Thursday, February 12, 2015

inequality increases, recession vs non-recession

Following up on that last post, depending on how you calculate it, the convergence between median family income and per capita GDP since 1984 occurs either completely or predominantly during the median income drops that surround recognized recessions.

Arithmetically, the difference between median family and per capita income dropped by $14,500 between 1984 and 2012. $14,500 of that change was associated with recessions.

Geometrically, per capita GDP increased 61% from '84 to '12. Median income increased by 8.1%. Between median income recessions, per capita income outpaced median income 43% to 30%, significant but not startling. During median income recessions, per capita income increased 12%. Median income dropped 17%.

By the way, I realize that per capita GDP and median household income measure slightly different things. Average household size, for example, decreased by about 7% over this time period, which would explain some of the difference in non-recession growth. There are, no doubt, other corrections to the baseline trends that explain some differences in growth rates without corresponding increases in inequality.
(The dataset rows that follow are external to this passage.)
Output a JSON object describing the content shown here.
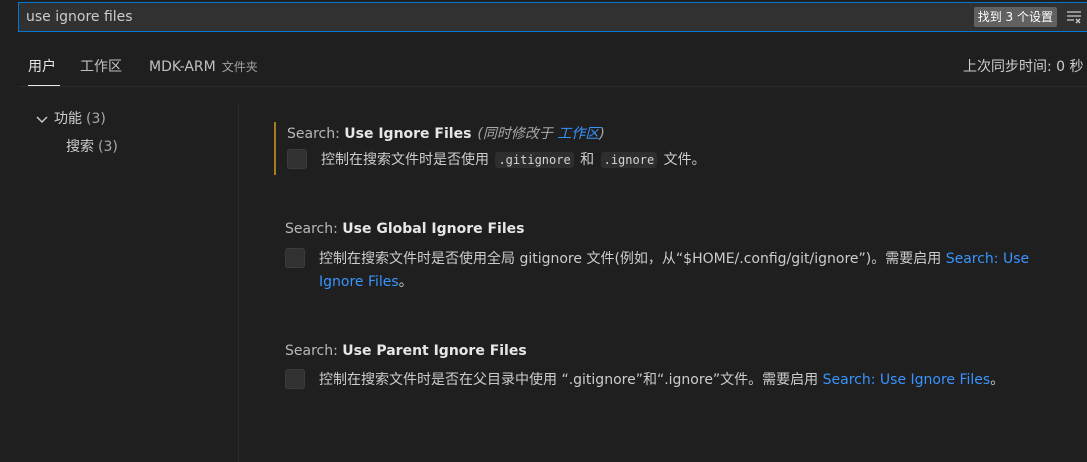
{
  "search": {
    "value": "use ignore files",
    "result_count": "找到 3 个设置",
    "filter_icon": "filter-list-icon"
  },
  "tabs": [
    {
      "label": "用户"
    },
    {
      "label": "工作区"
    },
    {
      "label": "MDK-ARM",
      "sub": "文件夹"
    }
  ],
  "sync_status": "上次同步时间: 0 秒",
  "toc": {
    "group_label": "功能",
    "group_count": "(3)",
    "child_label": "搜索",
    "child_count": "(3)"
  },
  "settings": [
    {
      "category": "Search: ",
      "name": "Use Ignore Files",
      "modified_prefix": "(同时修改于 ",
      "modified_link": "工作区",
      "modified_suffix": ")",
      "desc_1": "控制在搜索文件时是否使用 ",
      "code_1": ".gitignore",
      "desc_2": " 和 ",
      "code_2": ".ignore",
      "desc_3": " 文件。"
    },
    {
      "category": "Search: ",
      "name": "Use Global Ignore Files",
      "desc_1": "控制在搜索文件时是否使用全局 gitignore 文件(例如，从“$HOME/.config/git/ignore”)。需要启用 ",
      "link_1": "Search: Use",
      "link_2": "Ignore Files",
      "desc_2": "。"
    },
    {
      "category": "Search: ",
      "name": "Use Parent Ignore Files",
      "desc_1": "控制在搜索文件时是否在父目录中使用 “.gitignore”和“.ignore”文件。需要启用 ",
      "link_1": "Search: Use Ignore Files",
      "desc_2": "。"
    }
  ]
}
It seems unlikely, however, that those trends are related to economic cycles. It's hard to believe that average family sizes dropped 8% from 2007 to 2012, or that benefits increased about 15% from 1999-2004 to compensate for the drop in median income. And to the extent that those trends explain the baseline, non-recession convergence of the curves, it only further emphasizes the role of recessions in increasing inequality.

It hasn't always been this way. Prior to 1980, per capita GDP and median household income tracked one another very closely.

more fun with graphs

Median incomes decline before a recession, and continue to decline after the recession is over. What about per capita incomes?

Average incomes drop less steeply, for a shorter time.

It appears, in fact, that the median income drops surrounding recessions account for much of the rise in income inequality over the past thirty years. During full recovery periods (where median income is rising), the curves in the graph track fairly well. During recessions (broadly defined), the curves diverge.